Over 1,500 anti-fascists took part in an illegal blockade to prevent Polish fascists from marching in Warsaw on 11 November.

The fascists were finally able to march 5 hours later along side streets, but only thanks to the scandalous role of the police, who surrounded hundreds of fascists in a tight cordon using riot police with shields and batons, police dogs, police mounted on horses, police equipped with gas guns and armoured vehicles with water cannons.

After the inital success of blocking the fascists from marching earlier in the day, anti-fascists claimed the street, forcing through a police cordon and spontaneously marching down the same route that the fascists had planned, a busy shopping street in Warsaw. No police were in sight except for one lonely traffic cop standing in the middle of the road. With whistle in mouth, he stood bemused, looking like a human statue as over a thousand antifascists engulfed him and passed by.

However, soon we received information that the fascists had re-grouped down by the river bank, so protesters ran down for a head on confrontation.

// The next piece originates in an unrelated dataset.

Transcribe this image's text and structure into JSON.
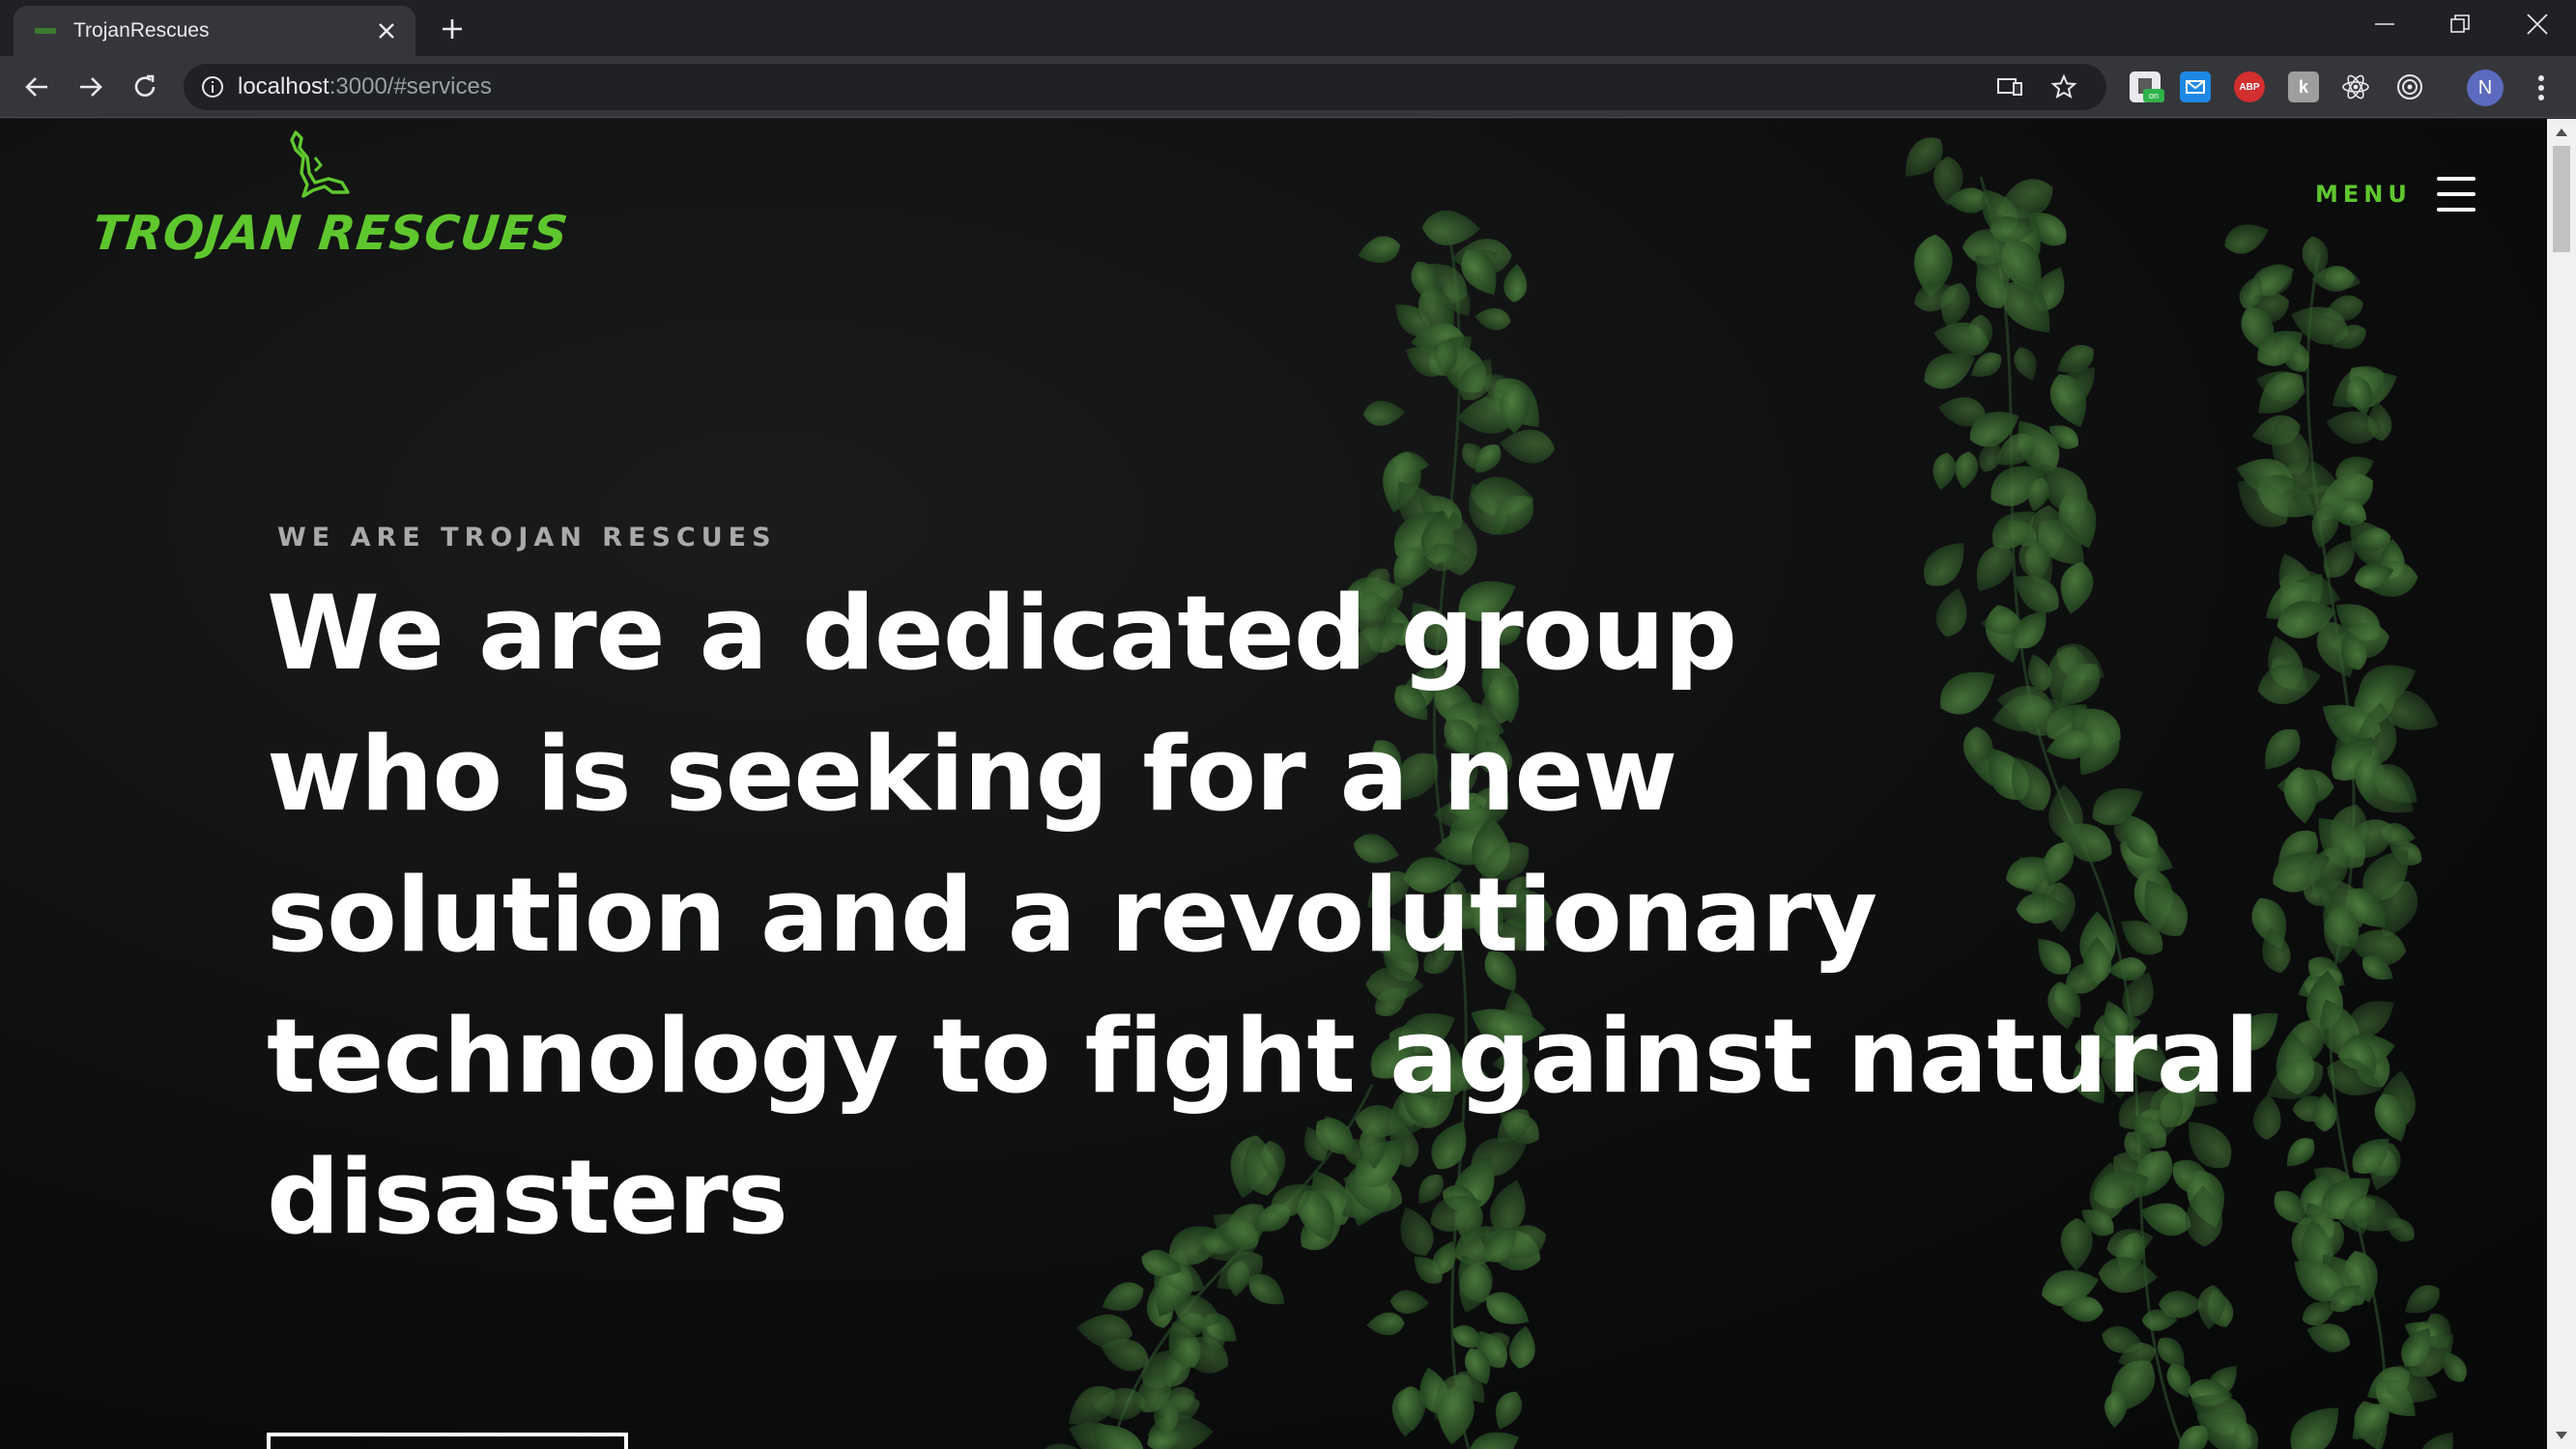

We were met by hundreds of riot police and around 700 fascists. Police allowed a number of hooligans armed with baseball bats through the cordon to attack us. There were a few injuries but soon the police separated us and this route was effectively blocked for the fascists too.

Next, more riot police and armoured vehicles approached us from behind and separated the antifascists into two groups. Police surrounded one group, containing hundreds of protesters, for around 3 hours, preventing anyone from leaving.

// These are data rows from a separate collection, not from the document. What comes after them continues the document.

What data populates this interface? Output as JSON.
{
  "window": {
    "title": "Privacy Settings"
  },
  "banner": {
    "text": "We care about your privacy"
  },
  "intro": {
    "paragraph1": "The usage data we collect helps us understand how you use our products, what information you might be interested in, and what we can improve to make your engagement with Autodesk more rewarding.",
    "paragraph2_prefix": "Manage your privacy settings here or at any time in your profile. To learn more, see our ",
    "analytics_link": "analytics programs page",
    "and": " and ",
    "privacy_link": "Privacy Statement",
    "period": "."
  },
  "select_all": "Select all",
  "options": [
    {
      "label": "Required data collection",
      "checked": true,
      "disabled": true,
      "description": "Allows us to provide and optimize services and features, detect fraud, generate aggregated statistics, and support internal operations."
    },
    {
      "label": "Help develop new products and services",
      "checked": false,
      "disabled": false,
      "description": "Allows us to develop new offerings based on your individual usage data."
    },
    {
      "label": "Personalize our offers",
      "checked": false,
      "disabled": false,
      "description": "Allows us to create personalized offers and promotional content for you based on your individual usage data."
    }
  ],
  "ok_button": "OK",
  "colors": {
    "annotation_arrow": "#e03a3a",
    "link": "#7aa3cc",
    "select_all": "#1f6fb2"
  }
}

The police used all the resources available to break our blockade and allow the fascists to march, save using helicopter gunships against us. Thanks to this help from the police, the fascists were then able to march down some other side streets to their goal, a statue of Roman Dmowski, an inter-war Polish fascist. However, by this time it was already late evening.

Although the fascists finally marched, the blockade was a big success. Around 1,500 anti-fascists were mobilised in a united front action made up of many socialists, anarchists, and feminists. Unfortunately the trade unions failed to mobilise for the blockade, although a few workers and trade union members also took part, most notably one Solidarity member who was on the strike committee in the Lenin Shipyard in Gdańsk in August 1980.

In future the anti-fascist movement should attempt to reach out to workers directly with a programme to create jobs and homes, which will expose the bankruptcy of fascism and nationalism and undermine its social base.

Committee for a workers' International publications

p128

p248 01

p304 02

imgFooter1